Iran earmarks $1.4 b. for nuclear plants

6 nations meet in UK to discuss sanctions including arms export restrictions.

Ahmadinejad 298.88 (photo credit: AP [file])
Ahmadinejad 298.88
(photo credit: AP [file])
Iran said Monday it has earmarked $1.4 billion for construction of nuclear power plants amid international pressure to abandon its nuclear program, state television reported. Word of the planned funding came as top members of the UN Security Council were meeting in Britain on Monday to consider additional sanctions on Iran for its refusal to suspend uranium enrichment, a key nuclear process.

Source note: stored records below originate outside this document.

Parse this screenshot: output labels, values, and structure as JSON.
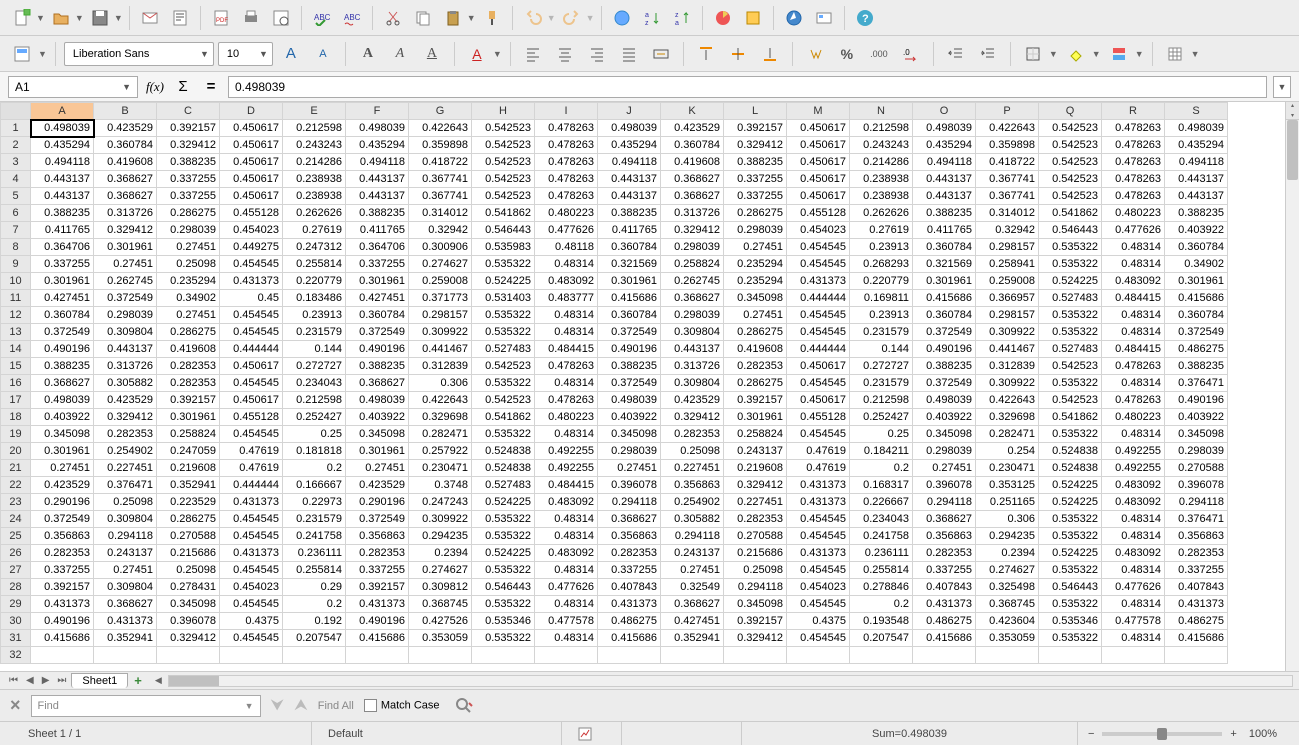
{
  "cell_ref": "A1",
  "formula_value": "0.498039",
  "font": {
    "name": "Liberation Sans",
    "size": "10"
  },
  "columns": [
    "A",
    "B",
    "C",
    "D",
    "E",
    "F",
    "G",
    "H",
    "I",
    "J",
    "K",
    "L",
    "M",
    "N",
    "O",
    "P",
    "Q",
    "R",
    "S"
  ],
  "active_col": "A",
  "active_row": 1,
  "rows": [
    [
      0.498039,
      0.423529,
      0.392157,
      0.450617,
      0.212598,
      0.498039,
      0.422643,
      0.542523,
      0.478263,
      0.498039,
      0.423529,
      0.392157,
      0.450617,
      0.212598,
      0.498039,
      0.422643,
      0.542523,
      0.478263,
      0.498039
    ],
    [
      0.435294,
      0.360784,
      0.329412,
      0.450617,
      0.243243,
      0.435294,
      0.359898,
      0.542523,
      0.478263,
      0.435294,
      0.360784,
      0.329412,
      0.450617,
      0.243243,
      0.435294,
      0.359898,
      0.542523,
      0.478263,
      0.435294
    ],
    [
      0.494118,
      0.419608,
      0.388235,
      0.450617,
      0.214286,
      0.494118,
      0.418722,
      0.542523,
      0.478263,
      0.494118,
      0.419608,
      0.388235,
      0.450617,
      0.214286,
      0.494118,
      0.418722,
      0.542523,
      0.478263,
      0.494118
    ],
    [
      0.443137,
      0.368627,
      0.337255,
      0.450617,
      0.238938,
      0.443137,
      0.367741,
      0.542523,
      0.478263,
      0.443137,
      0.368627,
      0.337255,
      0.450617,
      0.238938,
      0.443137,
      0.367741,
      0.542523,
      0.478263,
      0.443137
    ],
    [
      0.443137,
      0.368627,
      0.337255,
      0.450617,
      0.238938,
      0.443137,
      0.367741,
      0.542523,
      0.478263,
      0.443137,
      0.368627,
      0.337255,
      0.450617,
      0.238938,
      0.443137,
      0.367741,
      0.542523,
      0.478263,
      0.443137
    ],
    [
      0.388235,
      0.313726,
      0.286275,
      0.455128,
      0.262626,
      0.388235,
      0.314012,
      0.541862,
      0.480223,
      0.388235,
      0.313726,
      0.286275,
      0.455128,
      0.262626,
      0.388235,
      0.314012,
      0.541862,
      0.480223,
      0.388235
    ],
    [
      0.411765,
      0.329412,
      0.298039,
      0.454023,
      0.27619,
      0.411765,
      0.32942,
      0.546443,
      0.477626,
      0.411765,
      0.329412,
      0.298039,
      0.454023,
      0.27619,
      0.411765,
      0.32942,
      0.546443,
      0.477626,
      0.403922
    ],
    [
      0.364706,
      0.301961,
      0.27451,
      0.449275,
      0.247312,
      0.364706,
      0.300906,
      0.535983,
      0.48118,
      0.360784,
      0.298039,
      0.27451,
      0.454545,
      0.23913,
      0.360784,
      0.298157,
      0.535322,
      0.48314,
      0.360784
    ],
    [
      0.337255,
      0.27451,
      0.25098,
      0.454545,
      0.255814,
      0.337255,
      0.274627,
      0.535322,
      0.48314,
      0.321569,
      0.258824,
      0.235294,
      0.454545,
      0.268293,
      0.321569,
      0.258941,
      0.535322,
      0.48314,
      0.34902
    ],
    [
      0.301961,
      0.262745,
      0.235294,
      0.431373,
      0.220779,
      0.301961,
      0.259008,
      0.524225,
      0.483092,
      0.301961,
      0.262745,
      0.235294,
      0.431373,
      0.220779,
      0.301961,
      0.259008,
      0.524225,
      0.483092,
      0.301961
    ],
    [
      0.427451,
      0.372549,
      0.34902,
      0.45,
      0.183486,
      0.427451,
      0.371773,
      0.531403,
      0.483777,
      0.415686,
      0.368627,
      0.345098,
      0.444444,
      0.169811,
      0.415686,
      0.366957,
      0.527483,
      0.484415,
      0.415686
    ],
    [
      0.360784,
      0.298039,
      0.27451,
      0.454545,
      0.23913,
      0.360784,
      0.298157,
      0.535322,
      0.48314,
      0.360784,
      0.298039,
      0.27451,
      0.454545,
      0.23913,
      0.360784,
      0.298157,
      0.535322,
      0.48314,
      0.360784
    ],
    [
      0.372549,
      0.309804,
      0.286275,
      0.454545,
      0.231579,
      0.372549,
      0.309922,
      0.535322,
      0.48314,
      0.372549,
      0.309804,
      0.286275,
      0.454545,
      0.231579,
      0.372549,
      0.309922,
      0.535322,
      0.48314,
      0.372549
    ],
    [
      0.490196,
      0.443137,
      0.419608,
      0.444444,
      0.144,
      0.490196,
      0.441467,
      0.527483,
      0.484415,
      0.490196,
      0.443137,
      0.419608,
      0.444444,
      0.144,
      0.490196,
      0.441467,
      0.527483,
      0.484415,
      0.486275
    ],
    [
      0.388235,
      0.313726,
      0.282353,
      0.450617,
      0.272727,
      0.388235,
      0.312839,
      0.542523,
      0.478263,
      0.388235,
      0.313726,
      0.282353,
      0.450617,
      0.272727,
      0.388235,
      0.312839,
      0.542523,
      0.478263,
      0.388235
    ],
    [
      0.368627,
      0.305882,
      0.282353,
      0.454545,
      0.234043,
      0.368627,
      0.306,
      0.535322,
      0.48314,
      0.372549,
      0.309804,
      0.286275,
      0.454545,
      0.231579,
      0.372549,
      0.309922,
      0.535322,
      0.48314,
      0.376471
    ],
    [
      0.498039,
      0.423529,
      0.392157,
      0.450617,
      0.212598,
      0.498039,
      0.422643,
      0.542523,
      0.478263,
      0.498039,
      0.423529,
      0.392157,
      0.450617,
      0.212598,
      0.498039,
      0.422643,
      0.542523,
      0.478263,
      0.490196
    ],
    [
      0.403922,
      0.329412,
      0.301961,
      0.455128,
      0.252427,
      0.403922,
      0.329698,
      0.541862,
      0.480223,
      0.403922,
      0.329412,
      0.301961,
      0.455128,
      0.252427,
      0.403922,
      0.329698,
      0.541862,
      0.480223,
      0.403922
    ],
    [
      0.345098,
      0.282353,
      0.258824,
      0.454545,
      0.25,
      0.345098,
      0.282471,
      0.535322,
      0.48314,
      0.345098,
      0.282353,
      0.258824,
      0.454545,
      0.25,
      0.345098,
      0.282471,
      0.535322,
      0.48314,
      0.345098
    ],
    [
      0.301961,
      0.254902,
      0.247059,
      0.47619,
      0.181818,
      0.301961,
      0.257922,
      0.524838,
      0.492255,
      0.298039,
      0.25098,
      0.243137,
      0.47619,
      0.184211,
      0.298039,
      0.254,
      0.524838,
      0.492255,
      0.298039
    ],
    [
      0.27451,
      0.227451,
      0.219608,
      0.47619,
      0.2,
      0.27451,
      0.230471,
      0.524838,
      0.492255,
      0.27451,
      0.227451,
      0.219608,
      0.47619,
      0.2,
      0.27451,
      0.230471,
      0.524838,
      0.492255,
      0.270588
    ],
    [
      0.423529,
      0.376471,
      0.352941,
      0.444444,
      0.166667,
      0.423529,
      0.3748,
      0.527483,
      0.484415,
      0.396078,
      0.356863,
      0.329412,
      0.431373,
      0.168317,
      0.396078,
      0.353125,
      0.524225,
      0.483092,
      0.396078
    ],
    [
      0.290196,
      0.25098,
      0.223529,
      0.431373,
      0.22973,
      0.290196,
      0.247243,
      0.524225,
      0.483092,
      0.294118,
      0.254902,
      0.227451,
      0.431373,
      0.226667,
      0.294118,
      0.251165,
      0.524225,
      0.483092,
      0.294118
    ],
    [
      0.372549,
      0.309804,
      0.286275,
      0.454545,
      0.231579,
      0.372549,
      0.309922,
      0.535322,
      0.48314,
      0.368627,
      0.305882,
      0.282353,
      0.454545,
      0.234043,
      0.368627,
      0.306,
      0.535322,
      0.48314,
      0.376471
    ],
    [
      0.356863,
      0.294118,
      0.270588,
      0.454545,
      0.241758,
      0.356863,
      0.294235,
      0.535322,
      0.48314,
      0.356863,
      0.294118,
      0.270588,
      0.454545,
      0.241758,
      0.356863,
      0.294235,
      0.535322,
      0.48314,
      0.356863
    ],
    [
      0.282353,
      0.243137,
      0.215686,
      0.431373,
      0.236111,
      0.282353,
      0.2394,
      0.524225,
      0.483092,
      0.282353,
      0.243137,
      0.215686,
      0.431373,
      0.236111,
      0.282353,
      0.2394,
      0.524225,
      0.483092,
      0.282353
    ],
    [
      0.337255,
      0.27451,
      0.25098,
      0.454545,
      0.255814,
      0.337255,
      0.274627,
      0.535322,
      0.48314,
      0.337255,
      0.27451,
      0.25098,
      0.454545,
      0.255814,
      0.337255,
      0.274627,
      0.535322,
      0.48314,
      0.337255
    ],
    [
      0.392157,
      0.309804,
      0.278431,
      0.454023,
      0.29,
      0.392157,
      0.309812,
      0.546443,
      0.477626,
      0.407843,
      0.32549,
      0.294118,
      0.454023,
      0.278846,
      0.407843,
      0.325498,
      0.546443,
      0.477626,
      0.407843
    ],
    [
      0.431373,
      0.368627,
      0.345098,
      0.454545,
      0.2,
      0.431373,
      0.368745,
      0.535322,
      0.48314,
      0.431373,
      0.368627,
      0.345098,
      0.454545,
      0.2,
      0.431373,
      0.368745,
      0.535322,
      0.48314,
      0.431373
    ],
    [
      0.490196,
      0.431373,
      0.396078,
      0.4375,
      0.192,
      0.490196,
      0.427526,
      0.535346,
      0.477578,
      0.486275,
      0.427451,
      0.392157,
      0.4375,
      0.193548,
      0.486275,
      0.423604,
      0.535346,
      0.477578,
      0.486275
    ],
    [
      0.415686,
      0.352941,
      0.329412,
      0.454545,
      0.207547,
      0.415686,
      0.353059,
      0.535322,
      0.48314,
      0.415686,
      0.352941,
      0.329412,
      0.454545,
      0.207547,
      0.415686,
      0.353059,
      0.535322,
      0.48314,
      0.415686
    ]
  ],
  "sheet_tab": "Sheet1",
  "find": {
    "placeholder": "Find",
    "find_all": "Find All",
    "match_case": "Match Case"
  },
  "status": {
    "sheet": "Sheet 1 / 1",
    "style": "Default",
    "sum": "Sum=0.498039",
    "zoom": "100%"
  }
}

  • David Harris: Crunch time for stopping Iran An Iranian parliament committee, reviewing next year's budget, approved the $1.4 billion appropriation for building new reactors, 10 percent of which will go for training staff, the TV report said. The decision requires approval by the majority of 290-seat parliament members and a constitutional watchdog to be a law. Iran has already said it plans to build as many as 20 nuclear reactors, part of a project to generate 20,000 megawatts of electricity through nuclear power within the next two decades. But it could face delays in opening its first nuclear plant, a $1 billion project still under construction with Russian help at Bushehr. Russia said earlier this month that its uranium fuel deliveries for Bushehr could fall behind schedule because of Iran's delays in payment. Iran denied it had failed to make payments and raised concerns that Moscow was buckling under international pressure and delaying the reactor's launch. Iran expects the Bushehr plant to begin generating electricity this year. The TV report did not say if any of the new appropriation by parliament would go toward the Bushehr plant. Restrictions on trade and arms for Iran were likely to be considered at the meeting of diplomats from the five permanent UN Security Council members and Germany. Senior representatives of the six nations were meeting at the Foreign Office in London to discuss how to respond to Iran's failure to respect a UN deadline to halt its uranium enrichment work. The UN's nuclear watchdog agency confirmed Thursday that Iran had ignored a Security Council ultimatum to freeze enrichment - a possible pathway to nuclear arms - and had instead expanded its program. A senior British diplomat attending Monday's meeting said the representatives would examine options for further sanctions, including whittling away at export credits made available to companies that trade with Iran. Restrictions on arms exports to Iran also are likely to be discussed, said the diplomat, who spoke on condition of anonymity because of the sensitivity of the subject. Outside the Foreign Office, close to Britain's Parliament, a small group of demonstrators chanted slogans denouncing Iran's president, Mahmoud Ahmadinejad. Many held placards bearing the slogan "Ahmadinejad Must Go." No conclusions are expected after the meeting. Instead, the diplomats will return to their home capitals to report on the issues they discussed. British Prime Minister Tony Blair's official spokesman said Monday that last week's nuclear watchdog report caused concern, and the preliminary talks were aimed at gathering opinions on how to proceed. "What Iran shouldn't in any way do is make any mistake about the unity of the international community in opposition to its continuing flaunting of what the UN has said its obligations are," said Blair's spokesman, who spoke on condition of anonymity in line with government rules. The senior British diplomat said there was evidence that the Security Council's adoption of limited economic sanctions against Iran in December had begun to show success. The Dec. 23 resolution ordered all countries to stop supplying Iran with materials and technology that could contribute to its nuclear and missile programs and to freeze assets of 10 key Iranian companies and 12 individuals related to those programs. Besides a wider arms embargo and new economic penalties, other diplomats said last week that new, tougher measures could include a mandatory travel ban against individuals on the UN list and an expansion of the list to make more individuals and companies subject to sanctions. Russia and China, which both have strong commercial ties to Teheran, forced other council nations - the US, Britain and France - to drop a travel ban and other tougher measures from the December resolution and it is likely they will resist some of the harsher restrictions this time around as well. Still, the British diplomat said all participants in the talks supported an incremental tightening of sanctions. On the possibility of economic penalties, he noted that European agencies provide US$20 billion (€15 billion) worth of export credits to support trade with Iran and that some of those credits were already shrinking. "It is the world community that Iran has to answer to, not one of two individual countries - unfortunately the president seems not to be willing to do so," Blair's spokesman said.